In all surprise, Jan is there to tell Bigger he is not angry at him. He tells Bigger that though he does not understand his emotions and motives behind every thing, he does understand that Bigger is reacting to his social condition. Jan wants Bigger to let him help him through this situation. Jan tells Bigger he has a lawyer who is willing to work for free.

Soon after, Bigger is visited by Mr. and Mrs. Dalton and state attorney Buckley. Buckley tries to convince Bigger that there is no need for any tactics. Mr. Dalton hints that it would be “easier” if Bigger reveals everything he knows and if he reveal his accomplices. Infuriated by this, Jan argues with Mr. Dalton stating that Bigger’s crime testifies to a “fundamental” problem in America.

As the tensions boil, new visitors arrive in Bigger’s cell. Now Bigger is surrounded by his mother, brother, sister,friends and everyone else who was already in the room. As the reader, I can now ask: What now? Guess we will see in my next blog post.

What Now?

Hey guys! Welcome back to another blog by yours truly! We are now at the end of book two. Wow, what a crazy ride so far. As a reader, I can honestly say book one and two has kept me on toes. I can only imagine what book three will hold.

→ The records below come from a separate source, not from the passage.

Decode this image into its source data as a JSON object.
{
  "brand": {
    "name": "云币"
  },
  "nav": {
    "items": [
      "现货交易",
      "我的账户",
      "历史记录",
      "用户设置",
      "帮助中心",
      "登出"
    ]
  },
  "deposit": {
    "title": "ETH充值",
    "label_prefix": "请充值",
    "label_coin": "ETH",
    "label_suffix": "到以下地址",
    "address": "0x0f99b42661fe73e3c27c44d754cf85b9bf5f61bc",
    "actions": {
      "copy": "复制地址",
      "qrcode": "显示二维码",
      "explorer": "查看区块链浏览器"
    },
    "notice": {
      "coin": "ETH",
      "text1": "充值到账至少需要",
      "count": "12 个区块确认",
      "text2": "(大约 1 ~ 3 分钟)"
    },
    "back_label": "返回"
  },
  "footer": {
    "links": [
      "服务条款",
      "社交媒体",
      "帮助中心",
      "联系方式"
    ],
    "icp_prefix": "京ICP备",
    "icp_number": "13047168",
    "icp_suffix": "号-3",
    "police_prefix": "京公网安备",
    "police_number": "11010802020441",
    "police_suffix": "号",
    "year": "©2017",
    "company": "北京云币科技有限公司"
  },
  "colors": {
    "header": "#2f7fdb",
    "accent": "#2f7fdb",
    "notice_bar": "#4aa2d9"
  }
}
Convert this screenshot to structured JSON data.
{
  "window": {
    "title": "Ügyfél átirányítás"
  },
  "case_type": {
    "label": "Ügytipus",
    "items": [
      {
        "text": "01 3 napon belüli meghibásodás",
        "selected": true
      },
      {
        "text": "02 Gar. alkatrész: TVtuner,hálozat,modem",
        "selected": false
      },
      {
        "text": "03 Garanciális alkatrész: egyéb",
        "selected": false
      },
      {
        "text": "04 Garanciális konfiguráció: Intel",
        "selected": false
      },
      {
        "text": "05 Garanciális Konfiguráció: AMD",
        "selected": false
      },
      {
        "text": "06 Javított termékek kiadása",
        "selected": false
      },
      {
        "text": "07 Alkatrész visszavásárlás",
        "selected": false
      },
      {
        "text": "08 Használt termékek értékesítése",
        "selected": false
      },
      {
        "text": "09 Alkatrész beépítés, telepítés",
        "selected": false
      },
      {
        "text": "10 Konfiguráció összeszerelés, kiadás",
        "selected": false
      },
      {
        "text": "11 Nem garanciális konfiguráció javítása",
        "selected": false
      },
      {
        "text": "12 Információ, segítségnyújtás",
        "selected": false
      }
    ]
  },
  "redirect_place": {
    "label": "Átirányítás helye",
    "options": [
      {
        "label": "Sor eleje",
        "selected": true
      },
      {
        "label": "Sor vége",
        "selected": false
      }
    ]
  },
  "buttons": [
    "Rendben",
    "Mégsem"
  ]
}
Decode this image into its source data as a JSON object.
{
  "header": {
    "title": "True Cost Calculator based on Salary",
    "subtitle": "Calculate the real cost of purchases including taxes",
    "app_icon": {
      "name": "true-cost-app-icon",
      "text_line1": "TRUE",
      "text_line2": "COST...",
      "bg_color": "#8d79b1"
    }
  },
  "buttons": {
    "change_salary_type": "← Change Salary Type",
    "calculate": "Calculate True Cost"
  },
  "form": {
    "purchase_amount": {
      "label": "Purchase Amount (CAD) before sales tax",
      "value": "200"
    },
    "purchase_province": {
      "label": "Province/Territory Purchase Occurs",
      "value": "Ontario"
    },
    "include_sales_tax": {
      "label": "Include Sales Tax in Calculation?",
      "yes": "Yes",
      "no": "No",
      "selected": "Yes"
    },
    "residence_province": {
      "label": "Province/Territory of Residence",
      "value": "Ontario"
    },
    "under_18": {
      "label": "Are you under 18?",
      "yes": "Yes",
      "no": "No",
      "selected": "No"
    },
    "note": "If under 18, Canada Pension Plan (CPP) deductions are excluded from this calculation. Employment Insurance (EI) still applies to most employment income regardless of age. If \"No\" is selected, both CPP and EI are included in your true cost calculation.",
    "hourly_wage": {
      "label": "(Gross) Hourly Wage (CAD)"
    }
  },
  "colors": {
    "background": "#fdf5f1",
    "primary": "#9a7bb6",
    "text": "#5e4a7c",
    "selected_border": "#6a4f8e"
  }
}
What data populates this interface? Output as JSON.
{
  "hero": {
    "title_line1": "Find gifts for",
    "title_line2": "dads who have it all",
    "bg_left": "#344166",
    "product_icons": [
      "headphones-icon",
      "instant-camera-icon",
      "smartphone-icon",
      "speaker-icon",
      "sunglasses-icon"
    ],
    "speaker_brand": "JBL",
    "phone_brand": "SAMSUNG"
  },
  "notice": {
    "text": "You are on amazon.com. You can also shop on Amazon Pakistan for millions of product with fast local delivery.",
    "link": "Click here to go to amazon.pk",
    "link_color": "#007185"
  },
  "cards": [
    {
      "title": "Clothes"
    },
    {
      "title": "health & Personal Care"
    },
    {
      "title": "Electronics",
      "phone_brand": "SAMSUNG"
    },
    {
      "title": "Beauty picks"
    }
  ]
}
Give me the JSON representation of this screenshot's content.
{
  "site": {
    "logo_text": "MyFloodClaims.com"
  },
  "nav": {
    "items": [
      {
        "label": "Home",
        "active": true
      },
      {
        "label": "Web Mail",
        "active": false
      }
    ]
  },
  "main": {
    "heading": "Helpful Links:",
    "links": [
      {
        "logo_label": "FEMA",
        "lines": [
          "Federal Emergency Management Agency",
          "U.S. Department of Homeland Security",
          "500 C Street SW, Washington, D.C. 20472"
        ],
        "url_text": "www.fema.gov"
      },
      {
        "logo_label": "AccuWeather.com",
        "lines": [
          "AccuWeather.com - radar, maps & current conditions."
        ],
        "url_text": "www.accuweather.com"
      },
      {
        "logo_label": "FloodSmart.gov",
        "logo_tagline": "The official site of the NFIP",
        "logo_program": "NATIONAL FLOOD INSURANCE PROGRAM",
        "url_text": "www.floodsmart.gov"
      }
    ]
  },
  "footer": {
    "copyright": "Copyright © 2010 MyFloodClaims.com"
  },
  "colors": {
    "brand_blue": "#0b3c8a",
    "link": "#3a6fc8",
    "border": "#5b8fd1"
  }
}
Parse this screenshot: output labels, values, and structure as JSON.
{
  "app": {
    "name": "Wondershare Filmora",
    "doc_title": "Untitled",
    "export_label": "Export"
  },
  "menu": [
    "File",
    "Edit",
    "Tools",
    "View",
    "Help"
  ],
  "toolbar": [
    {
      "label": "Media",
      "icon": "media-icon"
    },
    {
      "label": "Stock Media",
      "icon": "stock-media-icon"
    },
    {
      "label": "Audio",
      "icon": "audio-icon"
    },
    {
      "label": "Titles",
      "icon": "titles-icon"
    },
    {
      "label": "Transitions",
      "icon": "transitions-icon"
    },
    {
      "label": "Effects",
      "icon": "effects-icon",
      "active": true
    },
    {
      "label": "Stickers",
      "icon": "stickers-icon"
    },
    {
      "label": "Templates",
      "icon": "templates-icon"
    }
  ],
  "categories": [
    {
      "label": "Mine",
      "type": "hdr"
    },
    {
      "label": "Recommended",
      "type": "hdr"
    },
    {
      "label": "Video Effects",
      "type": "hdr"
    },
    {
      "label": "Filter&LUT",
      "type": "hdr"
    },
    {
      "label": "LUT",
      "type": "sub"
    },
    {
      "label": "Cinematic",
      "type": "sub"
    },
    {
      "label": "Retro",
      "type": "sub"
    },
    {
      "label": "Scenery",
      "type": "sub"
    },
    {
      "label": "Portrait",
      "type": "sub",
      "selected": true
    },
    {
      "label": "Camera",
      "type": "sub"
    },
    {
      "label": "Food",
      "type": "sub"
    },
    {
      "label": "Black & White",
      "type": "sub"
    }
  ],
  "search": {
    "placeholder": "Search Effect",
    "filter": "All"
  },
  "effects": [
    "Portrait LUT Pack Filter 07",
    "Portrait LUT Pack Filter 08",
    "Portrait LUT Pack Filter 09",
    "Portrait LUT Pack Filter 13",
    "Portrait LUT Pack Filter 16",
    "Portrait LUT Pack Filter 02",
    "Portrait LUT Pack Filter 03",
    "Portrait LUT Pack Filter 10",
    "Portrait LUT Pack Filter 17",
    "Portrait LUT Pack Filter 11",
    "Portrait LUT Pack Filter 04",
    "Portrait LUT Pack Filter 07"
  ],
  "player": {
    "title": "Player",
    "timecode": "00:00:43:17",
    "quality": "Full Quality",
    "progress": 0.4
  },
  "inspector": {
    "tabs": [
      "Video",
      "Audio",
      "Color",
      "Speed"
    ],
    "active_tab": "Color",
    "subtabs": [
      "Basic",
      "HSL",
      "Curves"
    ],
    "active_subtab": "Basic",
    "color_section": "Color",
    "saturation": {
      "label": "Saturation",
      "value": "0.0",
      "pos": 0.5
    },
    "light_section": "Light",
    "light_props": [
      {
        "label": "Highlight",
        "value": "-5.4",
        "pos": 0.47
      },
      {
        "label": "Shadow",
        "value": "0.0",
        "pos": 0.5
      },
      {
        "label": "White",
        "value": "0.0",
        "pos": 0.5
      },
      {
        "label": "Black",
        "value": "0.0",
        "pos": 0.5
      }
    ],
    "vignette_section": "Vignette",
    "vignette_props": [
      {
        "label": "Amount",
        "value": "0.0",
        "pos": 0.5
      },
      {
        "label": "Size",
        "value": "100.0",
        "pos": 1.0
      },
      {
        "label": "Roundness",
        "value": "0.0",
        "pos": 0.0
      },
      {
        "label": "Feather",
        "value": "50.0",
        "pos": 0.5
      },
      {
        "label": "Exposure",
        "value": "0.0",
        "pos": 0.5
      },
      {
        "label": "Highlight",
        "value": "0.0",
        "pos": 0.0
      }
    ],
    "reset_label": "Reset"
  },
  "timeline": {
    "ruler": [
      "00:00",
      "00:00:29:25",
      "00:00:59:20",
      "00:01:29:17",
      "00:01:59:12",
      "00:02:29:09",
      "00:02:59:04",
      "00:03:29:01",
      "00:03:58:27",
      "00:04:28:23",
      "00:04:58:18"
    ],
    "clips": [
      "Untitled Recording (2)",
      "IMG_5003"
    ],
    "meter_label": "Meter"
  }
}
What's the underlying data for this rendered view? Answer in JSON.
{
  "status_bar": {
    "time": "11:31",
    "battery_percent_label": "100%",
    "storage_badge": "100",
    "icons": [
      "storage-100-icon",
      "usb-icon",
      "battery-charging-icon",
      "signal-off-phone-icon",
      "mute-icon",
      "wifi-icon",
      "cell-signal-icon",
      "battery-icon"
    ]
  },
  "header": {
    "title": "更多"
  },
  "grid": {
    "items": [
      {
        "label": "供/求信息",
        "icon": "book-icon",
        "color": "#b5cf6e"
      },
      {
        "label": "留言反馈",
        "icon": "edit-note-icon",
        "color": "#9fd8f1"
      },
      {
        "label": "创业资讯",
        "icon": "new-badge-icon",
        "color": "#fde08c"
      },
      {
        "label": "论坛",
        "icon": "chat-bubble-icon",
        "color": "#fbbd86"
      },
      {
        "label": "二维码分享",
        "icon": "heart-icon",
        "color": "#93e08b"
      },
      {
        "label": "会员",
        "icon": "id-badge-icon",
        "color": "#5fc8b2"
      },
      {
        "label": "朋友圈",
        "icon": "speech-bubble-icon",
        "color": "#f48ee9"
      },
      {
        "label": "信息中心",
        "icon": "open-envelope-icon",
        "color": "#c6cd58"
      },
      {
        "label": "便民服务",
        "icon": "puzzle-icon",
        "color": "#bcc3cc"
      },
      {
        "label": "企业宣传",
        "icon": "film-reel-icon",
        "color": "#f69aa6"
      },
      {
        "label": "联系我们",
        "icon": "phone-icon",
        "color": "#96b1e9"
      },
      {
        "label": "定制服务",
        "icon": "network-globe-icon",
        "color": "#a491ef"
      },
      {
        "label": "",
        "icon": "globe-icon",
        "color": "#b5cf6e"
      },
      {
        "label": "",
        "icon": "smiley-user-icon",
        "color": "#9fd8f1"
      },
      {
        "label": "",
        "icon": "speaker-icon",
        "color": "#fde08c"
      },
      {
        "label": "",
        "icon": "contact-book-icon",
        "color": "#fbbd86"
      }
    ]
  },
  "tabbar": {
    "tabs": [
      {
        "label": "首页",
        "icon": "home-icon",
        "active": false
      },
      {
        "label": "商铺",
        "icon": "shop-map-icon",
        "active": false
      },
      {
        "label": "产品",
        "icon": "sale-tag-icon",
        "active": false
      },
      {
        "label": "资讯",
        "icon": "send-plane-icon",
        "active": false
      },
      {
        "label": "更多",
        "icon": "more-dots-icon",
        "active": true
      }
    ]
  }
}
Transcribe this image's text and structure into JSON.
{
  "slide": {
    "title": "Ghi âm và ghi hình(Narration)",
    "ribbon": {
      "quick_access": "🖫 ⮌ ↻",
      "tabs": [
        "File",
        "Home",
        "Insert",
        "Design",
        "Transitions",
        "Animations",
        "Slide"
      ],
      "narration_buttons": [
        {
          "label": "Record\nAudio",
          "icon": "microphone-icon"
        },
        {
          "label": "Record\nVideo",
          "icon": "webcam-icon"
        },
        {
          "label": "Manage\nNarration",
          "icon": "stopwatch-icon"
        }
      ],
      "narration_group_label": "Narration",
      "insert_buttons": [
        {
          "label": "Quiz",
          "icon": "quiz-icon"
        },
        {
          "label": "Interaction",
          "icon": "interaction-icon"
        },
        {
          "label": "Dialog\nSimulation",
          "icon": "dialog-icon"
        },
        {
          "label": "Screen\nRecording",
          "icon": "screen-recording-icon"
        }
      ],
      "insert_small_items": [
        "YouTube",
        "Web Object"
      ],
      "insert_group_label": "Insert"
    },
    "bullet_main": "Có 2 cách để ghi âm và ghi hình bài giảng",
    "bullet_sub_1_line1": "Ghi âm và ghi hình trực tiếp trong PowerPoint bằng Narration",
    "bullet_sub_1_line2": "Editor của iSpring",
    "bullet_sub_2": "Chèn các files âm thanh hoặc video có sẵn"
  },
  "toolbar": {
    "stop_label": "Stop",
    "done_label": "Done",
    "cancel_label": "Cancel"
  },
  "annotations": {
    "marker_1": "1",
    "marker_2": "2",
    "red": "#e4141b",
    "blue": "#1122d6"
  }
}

“There was something he knew and something he felt; something the world gave him and something he himself had……never in all his life, with this black skin of his, had the two worlds, thought and feeling, will and mind, aspiration and satisfaction, been together; never had he felt a sense of wholeness.”

This quote from book two stuck out the most for me. It really gave me an insight on who Bigger was. In the beginning of the novel Native Son, Richard Wright describes Bigger hiding behind a “wall” to keep his situation from overpowering him.

During book two, we see Bigger’s world slowly crash around him. From the discovery of Mary’s body in the furnace to Bigger’s capture at the end, Wright leaves readers to wonder how the rest of the novel will play out. We see Bigger starting to become more isolated as the book continues. When Mary’s body is found, Bigger instantly makes a run for it. He finds himself at Bessie’s doorstep. While pacing back and forth telling Bessie they have to leave at once, Bigger is trying to figure out his next move. Soon Bigger and Bessie find themselves hiding out in a abandon building, where Bigger will kill Bessie in her sleep. Yes, you heard it right. Bigger is now on his second murder.

After the murder of Bessie, Bigger tries to figure out how to escape from Chicago with everyone looking for him. At this point, Bigger’s mind is split every which way. He no longer knows how to interact with people around him nor does he understand himself.

Throughout the novel so far, Bigger has been trying to feel whole with his life. It’s really pitiful that he does not feel whole until he murders two women. Even though he could possibly be executed for these two gruesome crimes, Bigger feels like his life has finally found a purpose. He is excited but also tormented the reason. Bigger knows he has little time left to live.

As book two comes to a close, Bigger is finally captured by the police. He is dragged out the abandoned building he has been hiding in. The novel states that two men will stretch his arms out, as though they are about to crucify him.

“His eyes closed, slowly, and he was swallowed in darkness.” This is the last sentence of book two. I hope you guys find yourselves back here to see what happens next. See ya!